for National Geographic News
For every fourth or fifth generation of monarch butterflies that summer in the U.S. east of the Continental Divide, the pull of high-altitude Oyamel fir forests in central Mexico is irresistible.
By the millions each fall they point south and flutter up to 2,000 miles (3,200 kilometers) to reach the forests on a few small mountain peaks in an approximately 60-square-mile (155-square-kilometer) area in the volcanic highlands that serve as the butterflies' winter retreat.
For scientists, this annual migration is one of nature's greatest mysteries. Four to five generations separate the monarch populations that make the migration, so the butterflies that make the trek to Mexico are the great, great grandchildren of the previous generation to have made it.

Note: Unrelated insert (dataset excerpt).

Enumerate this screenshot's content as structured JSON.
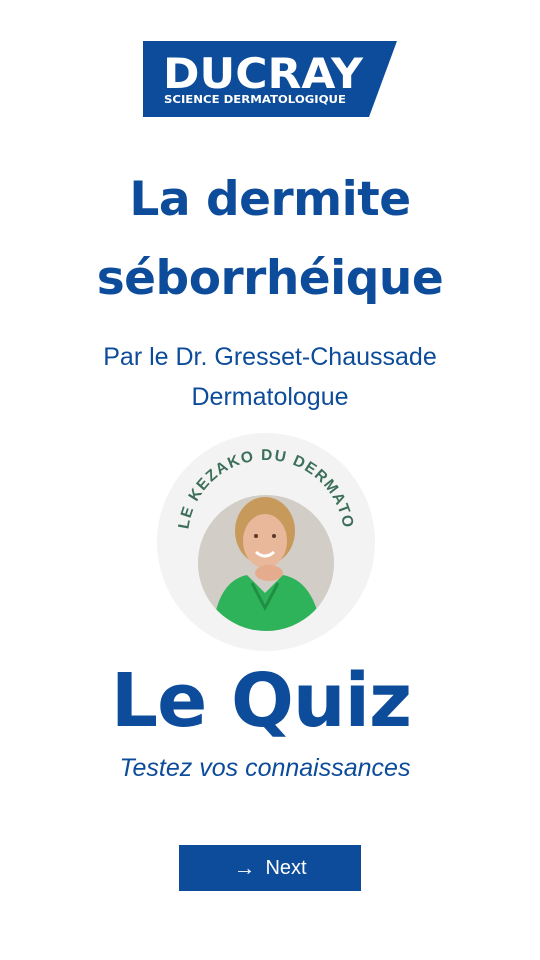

"The ones that fly south have never been to Mexico before, they get there by pure instinct and then by pure instinct they come back, lay their eggs on milkweed and then die," said Lincoln Brower, a research professor of biology at Sweet Briar College in Virginia.
Brower and several other scientists have spent years trying to unravel this mystery. Now, a team of researchers with the University of Massachusetts Medical School in Worchester has added another piece to this puzzle by demonstrating that monarch butterflies depend on an internal clock to find their way.